Simply being an atheist does not perforce commit you to caring about racial injustice, it is true. But nor does it follow from strict philosophical atheism that one must care about science education, secularism, or even the advancement of atheist acceptance in society. Just as it is perfectly philosophically consistent to be an atheist and to be an out-and-out racist, it is perfectly philosophically consistent (though unusual) to be an atheist who thinks secularism is unimportant, or even believes atheists should be socially ostracized. Simple atheism requires no moral commitments at all – including the ones these commentators are quite happy to fight for under the banner of organized atheism.
So why the double standard? It seems to be purely self-serving. These individuals wish to limit the purview of organized atheism to only the issues they personally feel comfortable about, and which they personally wish to support. They like science education and secularism, so support for those issues can be marshaled under the atheist banner. They don’t like being called on to fight for racial equality, so that’s an illegitimate expansion of the atheist cause. The pseudo-philosophical argumentation – “atheism requires no value positions! We must keep atheism pure (except for those issues I like)” – becomes a hypocritical cover for their own discomfort with some social causes.
Damn. Sounds like something I’d write if I suddenly became a little more polite.
Croft really ought to be at FtB, rather than Patheos.

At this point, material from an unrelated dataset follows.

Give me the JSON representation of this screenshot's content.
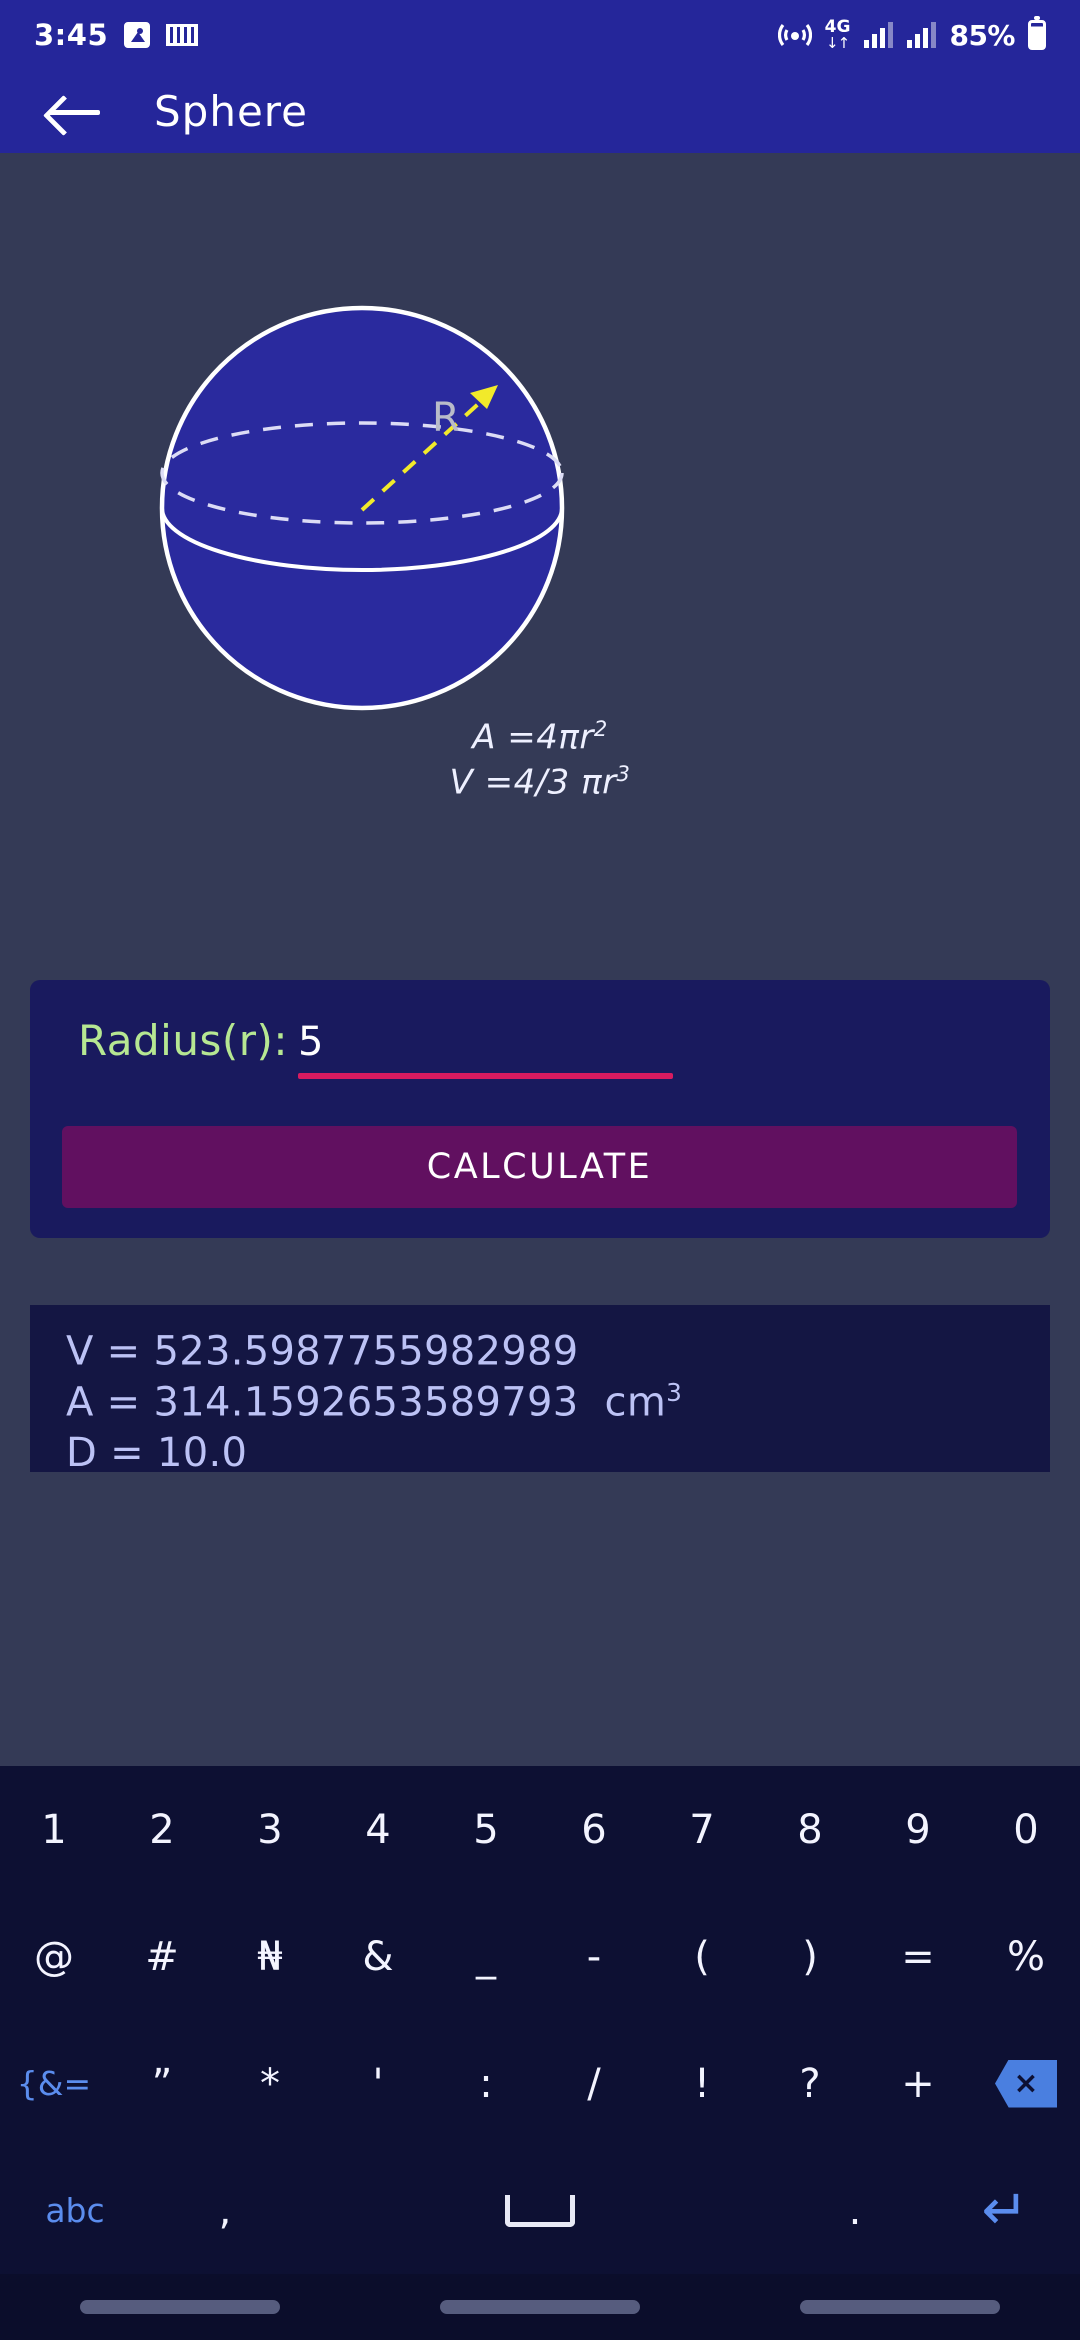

But then, Patheos sucks up to the religious much more, and so has a lot more cash to pay their writers than we do.